Kenneth Oppel knows how to keep a reader on the edge of their seat and hoping for more. Such Wicked Intent is an excellent read for those who like a truly spooky story that leaves you wanting more.

Tuesday, September 15, 2015

Rough Around the Edges Meets Refined by Rachael Anderson

Life for Noah Mackie seems to finally be back on track, he has great support, a new promotion on the way and he’s finally getting the hang of the whole single father thing. 

When suddenly the new job falls through and his neighbour’s matchmaking efforts become much more aggressive, Noah realizes he is in for an unwanted detour. Noah doesn't have time for dating with his career and two spirited daughters to worry about, but when Cassie Ellis, his girls' beautiful and sophisticated dance instructor gets thrown into his path things get complicated.
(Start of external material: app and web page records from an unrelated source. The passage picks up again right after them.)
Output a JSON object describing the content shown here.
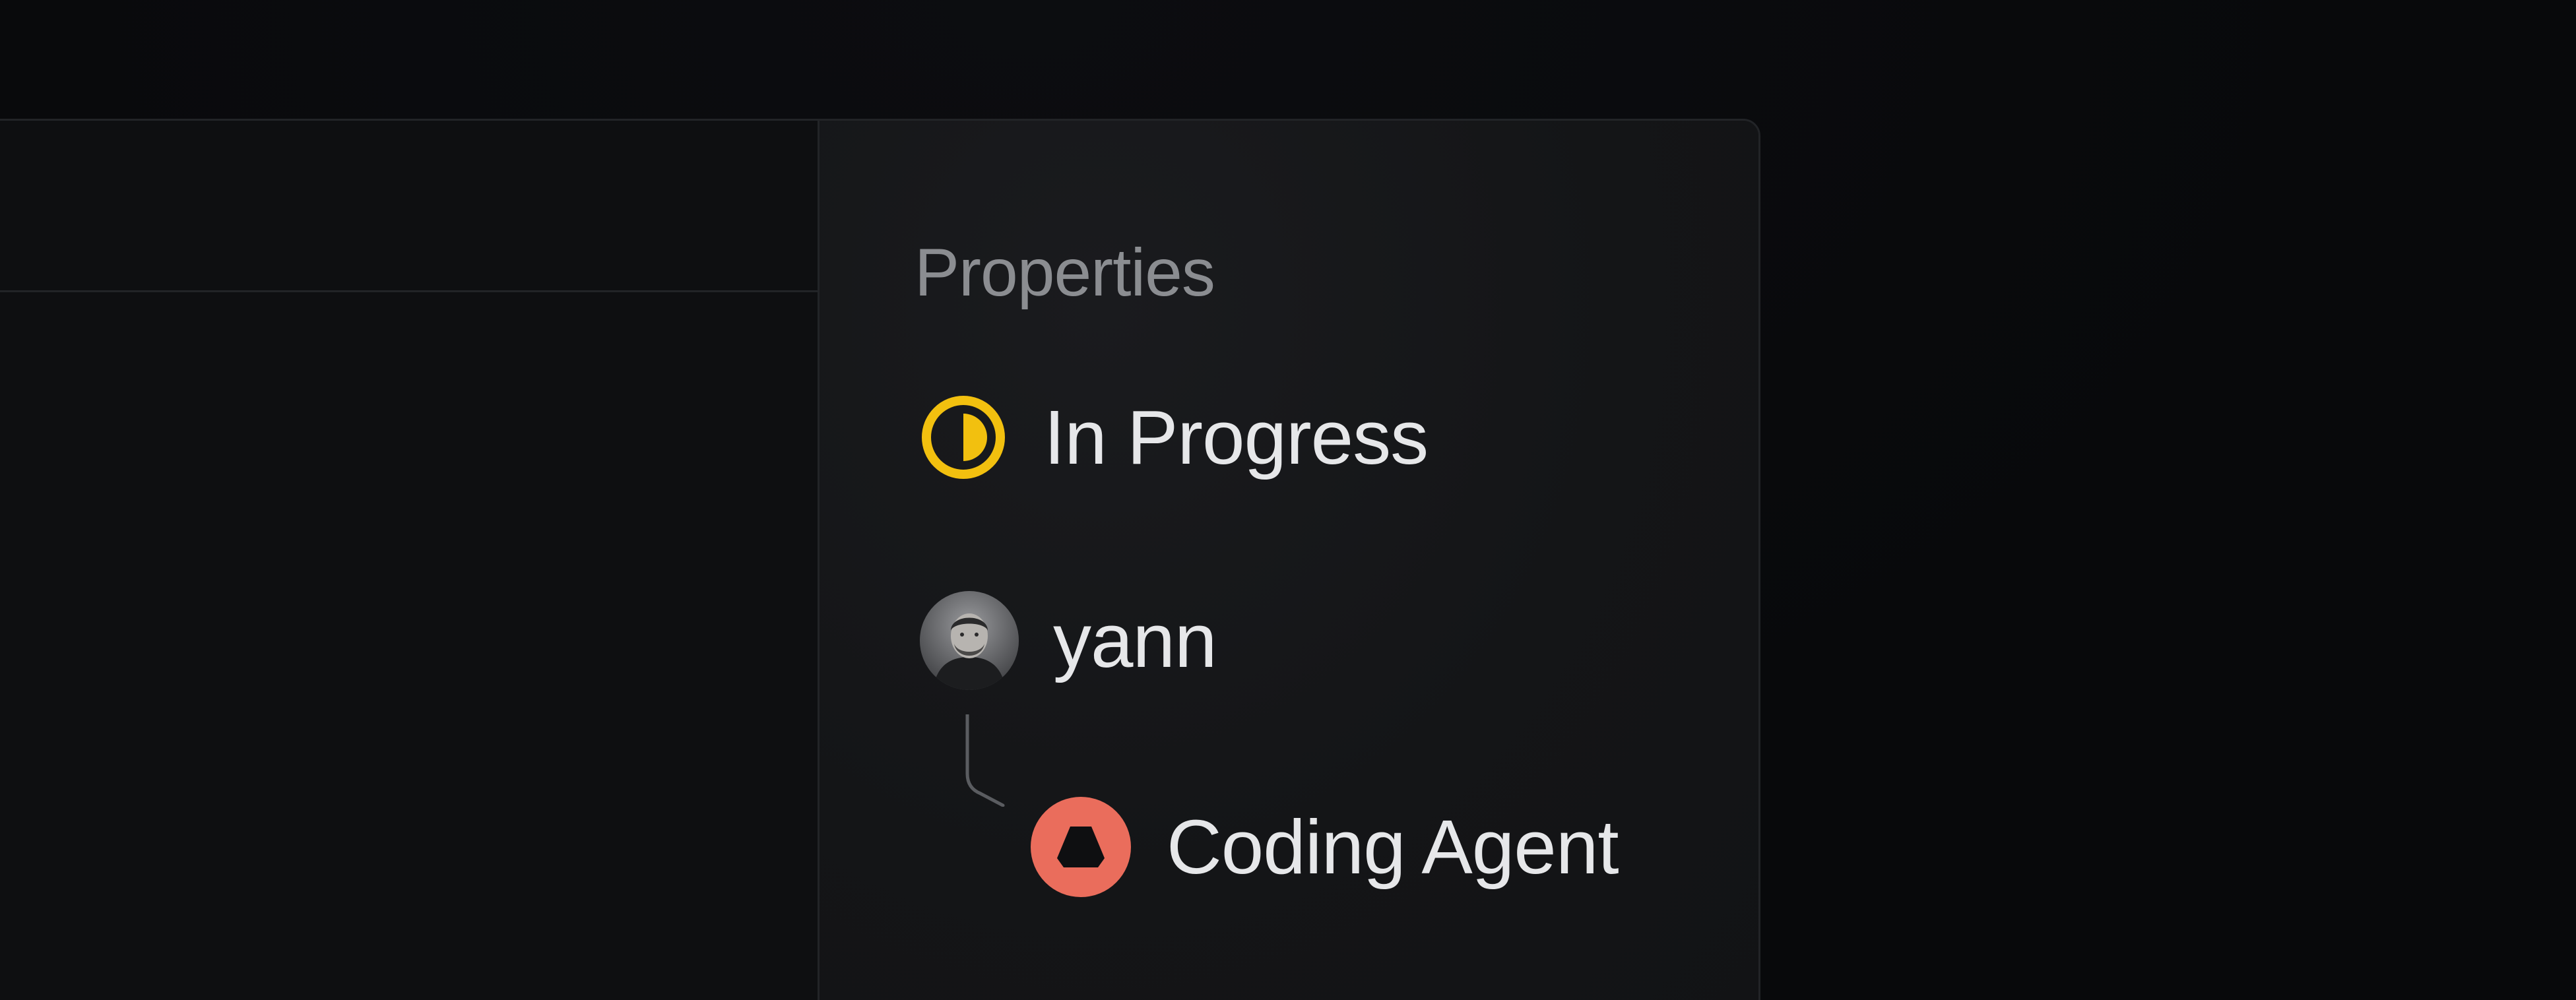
{
  "panel": {
    "title": "Properties"
  },
  "properties": {
    "status": {
      "label": "In Progress",
      "icon": "half-filled-circle-icon",
      "color": "#f2c00f"
    },
    "assignee": {
      "label": "yann",
      "icon": "user-avatar"
    },
    "delegate": {
      "label": "Coding Agent",
      "icon": "agent-logo-icon",
      "color": "#ea6d5c"
    }
  }
}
Rough around the Edges Meets Refined is about two people who think they know exactly what they want but who have no idea what they really need.

Tuesday, September 8, 2015

A Man Called Ove by Fredrik Backman

Meet Ove. He's a eccentric old man, the kind of man with strict routines, staunch principles, and a short fuse. But behind the cranky exterior there is a story, so when one morning a lively young couple with two young daughters move in next door and accidentally flatten Ove's mailbox, it is the lead-in to a comical and heartwarming tale. All of which will shake one cranky old man and a local residents' association to their very foundations.

Moving and hysterically funny, “A man called Ove” is a heartwarming novel of life, loss, and unexpected friendships. For those people that prefer audio books this title is available from the eLibraries Manitoba website and is read by George Newbern.

You can find it by clicking the link!

Tuesday, September 1, 2015

Stalin’s Daughter by Rosemary Sullivan

This book is the biography of Svetlana Alliluyeva, the only child of Russian dictator Josef Stalin. It follows the story of her life, beginning with her childhood growing up in the Kremlin, and all the way to her death in 2011. It tells the extraordinary tale of a woman who despite her father’s lofty position, endured many of the same trials and hardships as the common Russian people.

As Svetlana grew up she began to realize that her father was not the kind man she thought he was, relatives and friends were imprisoned and by the age of twenty five the loving father she remembered from her childhood had turned into the cold and tyrannical man the rest of the world already knew. Two children and three failed marriages later Svetlana defected to the United States hoping to escape of her father’s name. However despite all her efforts Svetlana could not escape her birthright.

Though Svetlana moved often, both in the United States and England, even defecting back to Russia for a short time, the dark specter of her father followed her throughout her life. In the end, Svetlana Alliluyeva the princess of the Kremlin died Lana Peters of Wisconsin and though she was penniless, she had come to accept that she would always be thought of not as Svetlana, but as Stalin’s daughter.

Many people had no idea that Josef Stalin had a daughter (incidentally neither did the Americans when she first defected), and most of the accounts that you read of Stalin are political in nature. This book is fascinating because it lets you see Stalin from an entirely different view point, through the eyes of his own child, while still making it abundantly clear the Svetlana is not her father but her own person. The author writes in a manner that engages the reader and makes them feel as though they are beside Svetlana throughout her life. The reviewer thoroughly enjoyed this book and would recommend it to anyone who has an interest in Russia or history in general.